I’m sitting at my reclaimed desk space and it’s rather nice. There is no way, however, that I can listen to any of the music that propelled me through the last stages of the phd. So for the moment it’s The Proclaimers.

There’s lots to be getting on with. Articles, book proposal, viva preparation, conference paper, job applications, German and Norwegian learning, getting my head around an Ethnography subject I’m taking by distance education (haha I can’t stop). I still have my ‘reasons to finish‘ smiling at me from my whiteboard. I’m going to leave them there a little longer, to remind me why it’s good to be where I’m at. Because I think it’s going to take a little getting used to. But the sun is shining today; the birch trees are shivering greenly in the wind and purple lilacs poke their faces over the top of our neighbours’ roof. I think I’ll go for a ride later. It’s all good.


Norway was draped with streamers of clouds as we flew in yesterday morning. It took me a while to come up with that word. Initially I thought rope. And then, in a sleep-deprived haze, I wondered about spaghetti strands. They were much thicker than spaghetti strands, the long slender clouds that hovered over the fields and rested on the hills. So many shades of grey.

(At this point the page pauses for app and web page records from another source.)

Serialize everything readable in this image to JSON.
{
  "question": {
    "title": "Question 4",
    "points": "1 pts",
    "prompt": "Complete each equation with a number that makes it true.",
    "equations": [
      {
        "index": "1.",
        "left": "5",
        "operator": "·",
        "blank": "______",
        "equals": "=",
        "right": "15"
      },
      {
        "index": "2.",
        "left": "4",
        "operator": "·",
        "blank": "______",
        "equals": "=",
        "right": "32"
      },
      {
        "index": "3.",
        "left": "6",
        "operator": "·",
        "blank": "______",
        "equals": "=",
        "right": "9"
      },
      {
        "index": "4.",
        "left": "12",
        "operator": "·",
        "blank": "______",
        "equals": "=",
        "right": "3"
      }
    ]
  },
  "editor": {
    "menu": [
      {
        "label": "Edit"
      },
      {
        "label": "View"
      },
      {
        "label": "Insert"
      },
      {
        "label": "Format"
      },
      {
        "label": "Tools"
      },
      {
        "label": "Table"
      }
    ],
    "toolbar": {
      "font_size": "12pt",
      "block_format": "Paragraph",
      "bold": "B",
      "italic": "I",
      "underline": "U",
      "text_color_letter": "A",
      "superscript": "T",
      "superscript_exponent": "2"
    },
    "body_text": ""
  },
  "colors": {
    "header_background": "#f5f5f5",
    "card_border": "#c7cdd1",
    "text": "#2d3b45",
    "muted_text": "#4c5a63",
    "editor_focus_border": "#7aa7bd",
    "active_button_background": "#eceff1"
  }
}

They were pretty from below as well – the fluted sky, soft enough to sleep in.

Streamers isn’t quite right either, as that gives the impression of movement, and these clouds were very still. Anyway…

Flying in to New York was extremely pretty too (we had to change planes there). Acres and acres of bright red forest. Incredible.

We dived gratefully into bed at two thirty in the afternoon. Michael woke me up at midnight insisting that we should get up for a few hours or we’d be up all night. Probably a good idea as we’ve made a dent in the sorting and unpacking, will go back to sleep in a bit and hopefully manage to stay awake tomorrow. We’ll see. The washing is done. The candles are lit. Thomas Tallis serenades. M says it feels like Christmas. I think we’ll survive the winter.

Rainy Weekend

The boxes arrived on Thursday. Six weeks after I sent them. Long story.

We had to make space in the cupboards for all the stuff. Luckily it rained all weekend, which meant we had time to turn this:

into this:

and this:

Now it’s Monday again, and, as always, the thesis…